* [PROBLEM STATEMENT] Only the count is needed. Count the lines below with the word "icon" in them.

* [MATERIAL TO PROCESS]
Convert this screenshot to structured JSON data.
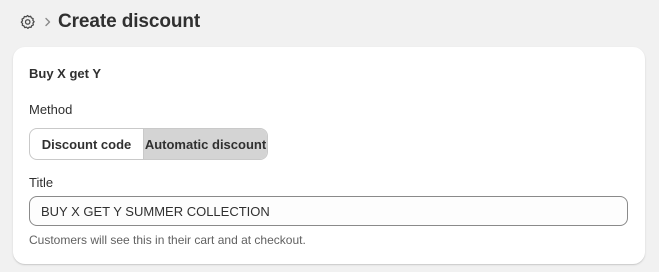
{
  "header": {
    "title": "Create discount",
    "icon": "settings-gear-icon",
    "separator_icon": "chevron-right-icon"
  },
  "card": {
    "title": "Buy X get Y",
    "method": {
      "label": "Method",
      "options": [
        "Discount code",
        "Automatic discount"
      ],
      "selected": "Automatic discount"
    },
    "title_field": {
      "label": "Title",
      "value": "BUY X GET Y SUMMER COLLECTION",
      "help_text": "Customers will see this in their cart and at checkout."
    }
  },
  "colors": {
    "page_bg": "#f1f1f1",
    "card_bg": "#ffffff",
    "selected_segment_bg": "#d4d4d4",
    "text": "#303030",
    "help_text": "#616161"
  }
}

* [ANSWER] 2